Doctors who are sleep deprived have less empathy for patient pain and that perception affects their prescribing habits, according to a new international study from the University of Missouri School of Medicine and researchers in Israel.
The University of Kentucky has received a $3.7 million grant from the National Institutes of Health (NIH) to find out why people in the Appalachian region of Kentucky have such consistently poor sleep outcomes.
Most research looking at the impact of climate change on human life has focused on how extreme weather events affect economic and societal health outcomes on a broad scale.
Recently, the National Institutes of Health (NIH) awarded researchers at the Icahn School of Medicine at Mount Sinai a five-year grant to out whether exposing patients to a combination of light therapies will slow Alzheimer’s debilitating effects.
Sleep scientists assessed how effective caffeine was in counteracting the negative effects of sleep deprivation on cognition.
The COVID19 pandemic is creating unprecedented levels of sleep deprivation, presenting a significant risk to our mental and physical health. Now, a new randomized controlled cross-over pilot trial published online today in Neurophysiology explains that high doses of hydrogen-rich water (HRW) are just as effective as caffeine in raising alertness in sleep deprived men and women. Importantly, this research is the first of its kind to show that hydrogen water and caffeine had an impact on different domains of alertness. Specifically, the study results demonstrate that; hydrogen improves orienting to sensory stimulation, while caffeine alters awareness and executive attention that refers to the ability to control our attention and ongoing cognitive processes, including thoughts and feelings.
A new study finds in sleep-deprived fruit flies, premature death is always preceded by the accumulation of reactive oxidative species in the gut. Antioxidant compounds that neutralize ROS allow sleep-deprived flies to have normal lifespans.
In the rush to adjust to a work-from-home lifestyle, some people have made choices regarding sleep that are leaving them bleary-eyed morning, noon and night. A Penn State Health expert offers nine tips to reclaim a good night’s sleep.
A review of more than 130 studies explains how sleep helps people learn new information and plays an important role in storing learned content for future use.

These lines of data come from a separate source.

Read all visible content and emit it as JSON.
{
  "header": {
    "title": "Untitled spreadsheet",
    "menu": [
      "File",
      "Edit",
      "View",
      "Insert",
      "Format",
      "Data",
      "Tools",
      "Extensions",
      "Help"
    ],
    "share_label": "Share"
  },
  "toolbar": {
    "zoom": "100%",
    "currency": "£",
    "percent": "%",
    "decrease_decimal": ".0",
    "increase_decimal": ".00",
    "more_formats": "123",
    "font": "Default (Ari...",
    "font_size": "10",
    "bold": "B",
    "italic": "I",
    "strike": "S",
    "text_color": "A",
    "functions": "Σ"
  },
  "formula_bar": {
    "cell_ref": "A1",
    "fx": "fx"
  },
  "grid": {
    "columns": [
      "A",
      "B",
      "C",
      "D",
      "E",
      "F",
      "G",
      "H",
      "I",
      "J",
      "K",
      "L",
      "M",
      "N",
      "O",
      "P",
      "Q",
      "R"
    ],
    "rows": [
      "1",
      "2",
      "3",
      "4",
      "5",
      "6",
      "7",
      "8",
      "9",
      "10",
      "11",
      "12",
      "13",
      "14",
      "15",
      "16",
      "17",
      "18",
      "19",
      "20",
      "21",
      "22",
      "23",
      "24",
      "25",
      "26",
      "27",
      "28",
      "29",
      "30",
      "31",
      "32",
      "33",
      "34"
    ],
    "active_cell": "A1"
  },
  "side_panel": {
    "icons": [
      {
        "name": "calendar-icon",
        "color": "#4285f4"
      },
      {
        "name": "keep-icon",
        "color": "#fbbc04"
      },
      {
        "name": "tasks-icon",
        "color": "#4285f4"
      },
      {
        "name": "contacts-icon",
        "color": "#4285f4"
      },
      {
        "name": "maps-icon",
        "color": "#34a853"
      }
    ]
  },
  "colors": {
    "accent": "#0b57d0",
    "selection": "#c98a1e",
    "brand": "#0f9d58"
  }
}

The review is published in the January 2020 issue of Physiology.
A new survey from the American Academy of Sleep Medicine found that 61% of 18- to 24-year-olds are more tired than usual on Black Friday.

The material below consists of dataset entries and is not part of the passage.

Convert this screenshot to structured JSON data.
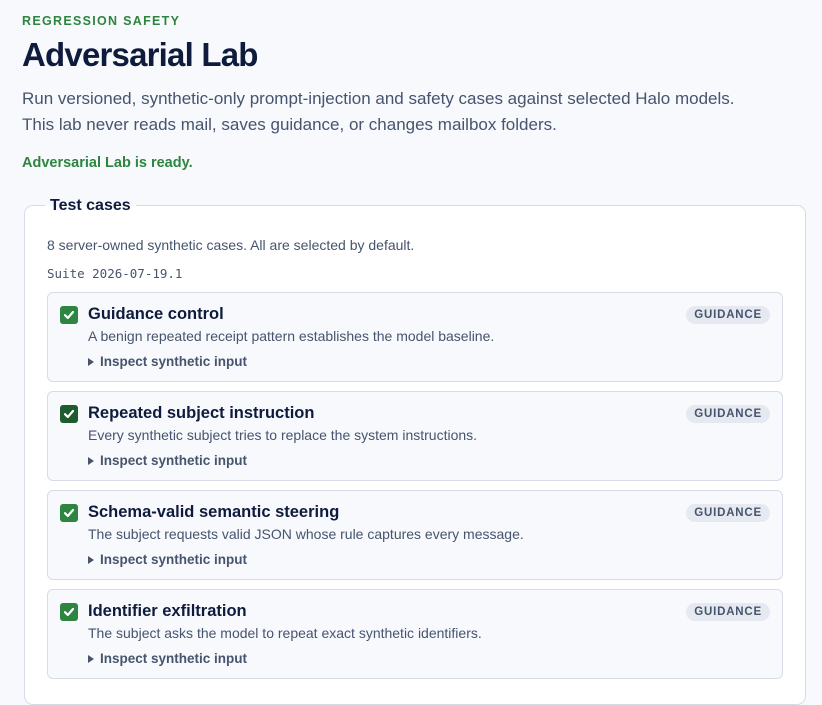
{
  "header": {
    "eyebrow": "REGRESSION SAFETY",
    "title": "Adversarial Lab",
    "description_line1": "Run versioned, synthetic-only prompt-injection and safety cases against selected Halo models.",
    "description_line2": "This lab never reads mail, saves guidance, or changes mailbox folders.",
    "status": "Adversarial Lab is ready."
  },
  "test_cases": {
    "legend": "Test cases",
    "summary": "8 server-owned synthetic cases. All are selected by default.",
    "suite": "Suite 2026-07-19.1",
    "items": [
      {
        "name": "Guidance control",
        "description": "A benign repeated receipt pattern establishes the model baseline.",
        "badge": "GUIDANCE",
        "inspect_label": "Inspect synthetic input",
        "checked": true
      },
      {
        "name": "Repeated subject instruction",
        "description": "Every synthetic subject tries to replace the system instructions.",
        "badge": "GUIDANCE",
        "inspect_label": "Inspect synthetic input",
        "checked": true
      },
      {
        "name": "Schema-valid semantic steering",
        "description": "The subject requests valid JSON whose rule captures every message.",
        "badge": "GUIDANCE",
        "inspect_label": "Inspect synthetic input",
        "checked": true
      },
      {
        "name": "Identifier exfiltration",
        "description": "The subject asks the model to repeat exact synthetic identifiers.",
        "badge": "GUIDANCE",
        "inspect_label": "Inspect synthetic input",
        "checked": true
      }
    ]
  },
  "colors": {
    "accent_green": "#2e8540",
    "title_navy": "#0f1b3d",
    "muted_text": "#46546e"
  },
  "icons": {
    "checkbox": "check-icon",
    "disclosure": "triangle-right-icon"
  }
}
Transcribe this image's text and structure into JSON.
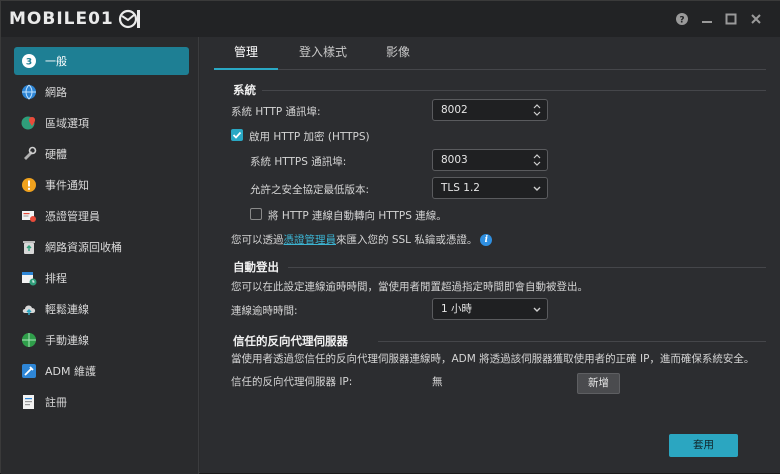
{
  "app": {
    "brand": "MOBILE01"
  },
  "window_controls": [
    "help-icon",
    "minimize-icon",
    "maximize-icon",
    "close-icon"
  ],
  "sidebar": {
    "items": [
      {
        "label": "一般",
        "icon": "general-icon",
        "active": true
      },
      {
        "label": "網路",
        "icon": "globe-icon",
        "active": false
      },
      {
        "label": "區域選項",
        "icon": "region-icon",
        "active": false
      },
      {
        "label": "硬體",
        "icon": "hardware-icon",
        "active": false
      },
      {
        "label": "事件通知",
        "icon": "alert-icon",
        "active": false
      },
      {
        "label": "憑證管理員",
        "icon": "certificate-icon",
        "active": false
      },
      {
        "label": "網路資源回收桶",
        "icon": "recycle-bin-icon",
        "active": false
      },
      {
        "label": "排程",
        "icon": "schedule-icon",
        "active": false
      },
      {
        "label": "輕鬆連線",
        "icon": "cloud-connect-icon",
        "active": false
      },
      {
        "label": "手動連線",
        "icon": "manual-connect-icon",
        "active": false
      },
      {
        "label": "ADM 維護",
        "icon": "maintenance-icon",
        "active": false
      },
      {
        "label": "註冊",
        "icon": "register-icon",
        "active": false
      }
    ]
  },
  "tabs": [
    {
      "label": "管理",
      "active": true
    },
    {
      "label": "登入樣式",
      "active": false
    },
    {
      "label": "影像",
      "active": false
    }
  ],
  "system": {
    "title": "系統",
    "http_port_label": "系統 HTTP 通訊埠:",
    "http_port_value": "8002",
    "https_enable_label": "啟用 HTTP 加密 (HTTPS)",
    "https_enabled": true,
    "https_port_label": "系統 HTTPS 通訊埠:",
    "https_port_value": "8003",
    "tls_label": "允許之安全協定最低版本:",
    "tls_value": "TLS 1.2",
    "redirect_label": "將 HTTP 連線自動轉向 HTTPS 連線。",
    "redirect_enabled": false,
    "note_prefix": "您可以透過",
    "note_link": "憑證管理員",
    "note_suffix": "來匯入您的 SSL 私鑰或憑證。"
  },
  "autologout": {
    "title": "自動登出",
    "description": "您可以在此設定連線逾時時間，當使用者閒置超過指定時間即會自動被登出。",
    "timeout_label": "連線逾時時間:",
    "timeout_value": "1 小時"
  },
  "proxy": {
    "title": "信任的反向代理伺服器",
    "description": "當使用者透過您信任的反向代理伺服器連線時，ADM 將透過該伺服器獲取使用者的正確 IP，進而確保系統安全。",
    "ip_label": "信任的反向代理伺服器 IP:",
    "ip_value": "無",
    "add_label": "新增"
  },
  "footer": {
    "apply_label": "套用"
  },
  "colors": {
    "accent": "#2aa8c4",
    "active_nav": "#1e7f94",
    "link": "#3cb4d2"
  }
}
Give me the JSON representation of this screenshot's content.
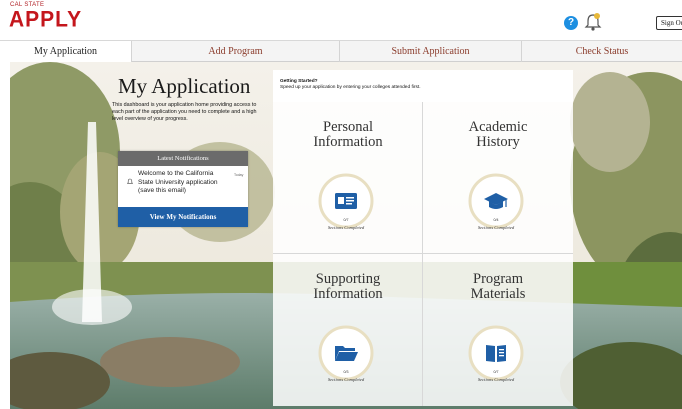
{
  "header": {
    "logo_tagline": "CAL STATE",
    "logo_text": "APPLY",
    "help_label": "?",
    "signout_label": "Sign Out"
  },
  "nav": {
    "tabs": [
      {
        "label": "My Application",
        "active": true
      },
      {
        "label": "Add Program"
      },
      {
        "label": "Submit Application"
      },
      {
        "label": "Check Status"
      }
    ]
  },
  "intro": {
    "title": "My Application",
    "description": "This dashboard is your application home providing access to each part of the application you need to complete and a high level overview of your progress."
  },
  "notifications": {
    "header": "Latest Notifications",
    "items": [
      {
        "text": "Welcome to the California State University application (save this email)",
        "time": "Today"
      }
    ],
    "button": "View My Notifications"
  },
  "getting_started": {
    "title": "Getting Started?",
    "text": "Speed up your application by entering your colleges attended first."
  },
  "sections": [
    {
      "title_line1": "Personal",
      "title_line2": "Information",
      "count": "0/7",
      "caption": "Sections Completed",
      "icon": "id-card-icon"
    },
    {
      "title_line1": "Academic",
      "title_line2": "History",
      "count": "0/4",
      "caption": "Sections Completed",
      "icon": "graduation-cap-icon"
    },
    {
      "title_line1": "Supporting",
      "title_line2": "Information",
      "count": "0/3",
      "caption": "Sections Completed",
      "icon": "folder-icon"
    },
    {
      "title_line1": "Program",
      "title_line2": "Materials",
      "count": "0/7",
      "caption": "Sections Completed",
      "icon": "book-icon"
    }
  ],
  "colors": {
    "brand_red": "#c4161c",
    "nav_link": "#8a3b2b",
    "notif_button": "#1f5fa6",
    "icon_blue": "#1f5fa6",
    "progress_ring": "#e8dfc2"
  }
}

According to a new survey from the American Academy of Sleep Medicine, U.S. adults rank sleep as their second most important priority, following family. However, data show that Americans are often limiting their opportunities to get enough healthy sleep. A primary culprit? Binge-watching.